• AFP-JIJI

  • SHARE

Hong Kong’s leader Thursday hailed her city’s “return to peace” after China imposed a security law that helped suppress a pro-democracy movement, as just a handful of people defied a heavy police presence and protested during National Day celebrations.

The People’s Republic of China celebrates its founding on Oct. 1 with a holiday and carefully choreographed festivities.

But in Hong Kong, it has become a day of grievance for those worried about authoritarian Beijing’s intensifying crackdown against its opponents.

Protest has been effectively outlawed for most of this year and Beijing also imposed a strict national security law on the semi-autonomous business hub in June.

Helicopters flying the Chinese and Hong Kong flags buzzed over the harbor on Thursday morning as Chief Executive Carrie Lam and senior mainland officials attended a ceremony ringed by police and security barriers.

“Over the past few months, an indisputable fact in front of everyone is that our society has returned to peace,” Lam said in her speech.

“Our country’s national security has been protected in Hong Kong and our citizens can again exercise their rights and liberties in accordance with laws.”

Last year, the 70th anniversary brought fierce clashes between protesters and police during seven months of democracy demonstrations that upended Hong Kong.

Authorities denied permission for a protest march this year, citing security concerns and an anti-coronavirus ban on more than four people gathering in public.

Lam’s administration also suspended September local elections for a year — one of the few occasions when Hong Kongers get to cast a vote — citing the risk posed by the pandemic.

Riot police ask anti-government demonstrators to disperse during a protest in Causeway Bay district in Hong Kong on Thursday. | BLOOMBERG
Riot police ask anti-government demonstrators to disperse during a protest in Causeway Bay district in Hong Kong on Thursday. | BLOOMBERG

A police source said that 6,000 police officers had been drafted in to stop any protests — double the contingency usually placed on reserve.

Throughout the day, groups of prominent democracy activists held small protests — deliberately keeping to no more than four people.

“In today’s China, those who pursue freedom are suppressed while those doing the suppressing are in power,” activist Lee Cheuk-yan told reporters.

One group, surrounded by some 40 police officers, chanted “End one-party rule!” and burned a protest petition.

Others gathered outside the heavily guarded Liaison Office that represents Beijing’s government in the city.

A day earlier, office director Luo Huining gave a speech calling for more patriotism to be instilled in Hong Kong, saying pride in the motherland was a duty, not a choice.

Police maintained a high presence throughout the city on Thursday, conducting multiple stop and searches.

In the busy shopping hub of Causeway Bay — which saw many clashes last year — riot police hoisted banners telling crowds to disperse after they received heckles.

“Today is not a day of celebration … it is time for the world to be aware of how the Communist Party silences the voice of Hong Kong,” prominent activist Joshua Wong told reporters shortly before being moved on by officers.

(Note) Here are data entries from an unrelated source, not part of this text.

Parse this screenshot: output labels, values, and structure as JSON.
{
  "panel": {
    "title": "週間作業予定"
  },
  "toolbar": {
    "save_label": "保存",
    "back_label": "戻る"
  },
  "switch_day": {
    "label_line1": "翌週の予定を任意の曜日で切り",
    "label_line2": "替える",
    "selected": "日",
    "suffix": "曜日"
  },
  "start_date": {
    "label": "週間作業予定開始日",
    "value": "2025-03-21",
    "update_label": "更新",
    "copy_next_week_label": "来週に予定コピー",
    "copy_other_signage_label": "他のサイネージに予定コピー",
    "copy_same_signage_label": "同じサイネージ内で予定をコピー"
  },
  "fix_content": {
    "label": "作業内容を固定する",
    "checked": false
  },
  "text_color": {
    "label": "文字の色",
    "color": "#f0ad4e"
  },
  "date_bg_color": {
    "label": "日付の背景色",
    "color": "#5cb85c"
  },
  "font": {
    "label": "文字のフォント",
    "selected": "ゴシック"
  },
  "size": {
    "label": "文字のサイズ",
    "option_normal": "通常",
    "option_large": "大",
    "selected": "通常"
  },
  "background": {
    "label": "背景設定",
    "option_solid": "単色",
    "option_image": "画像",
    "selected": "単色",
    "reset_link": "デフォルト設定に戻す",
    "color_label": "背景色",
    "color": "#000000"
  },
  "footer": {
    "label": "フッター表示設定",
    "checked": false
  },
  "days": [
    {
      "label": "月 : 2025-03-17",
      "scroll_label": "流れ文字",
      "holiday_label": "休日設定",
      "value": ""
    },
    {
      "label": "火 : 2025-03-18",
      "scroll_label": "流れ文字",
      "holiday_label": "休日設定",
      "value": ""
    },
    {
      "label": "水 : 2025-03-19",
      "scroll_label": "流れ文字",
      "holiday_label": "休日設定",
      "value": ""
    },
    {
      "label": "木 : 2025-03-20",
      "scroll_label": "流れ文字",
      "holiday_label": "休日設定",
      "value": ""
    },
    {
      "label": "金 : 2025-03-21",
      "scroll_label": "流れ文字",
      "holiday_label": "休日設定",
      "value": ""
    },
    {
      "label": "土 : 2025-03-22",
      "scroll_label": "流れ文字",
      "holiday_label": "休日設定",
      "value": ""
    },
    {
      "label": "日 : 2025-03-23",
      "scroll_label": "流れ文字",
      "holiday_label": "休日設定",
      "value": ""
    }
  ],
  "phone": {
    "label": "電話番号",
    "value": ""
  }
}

Five people were arrested earlier in the week on suspicion of inciting others to protest and commit violent acts.

For most of this year, protest has been all but impossible in Hong Kong.

On the rare occasions when demonstrations do bubble up, riot police and plain-clothes officers move quickly — on one day last month nearly 300 people were arrested.

Over the last 16 months, more than 10,000 have been detained during protests with courts facing a backlog of trials, including of many prominent protest leaders.

The crackdown has been aided by the national security law that China imposed on the city in June.

The broadly worded legislation criminalized expressing certain opinions, deepened the political chill in the city and allowed mainland China’s security apparatus to operate openly in Hong Kong for the first time.

The security law has led to sanctions by the United States and condemnation by many other Western nations.

But Beijing and Hong Kong authorities say it is needed to restore stability.

“The national security law will absolutely stop rabble-rousers in Hong Kong from having their capricious way,” China’s Liaison Office said this week.

PHOTO GALLERY (CLICK TO ENLARGE)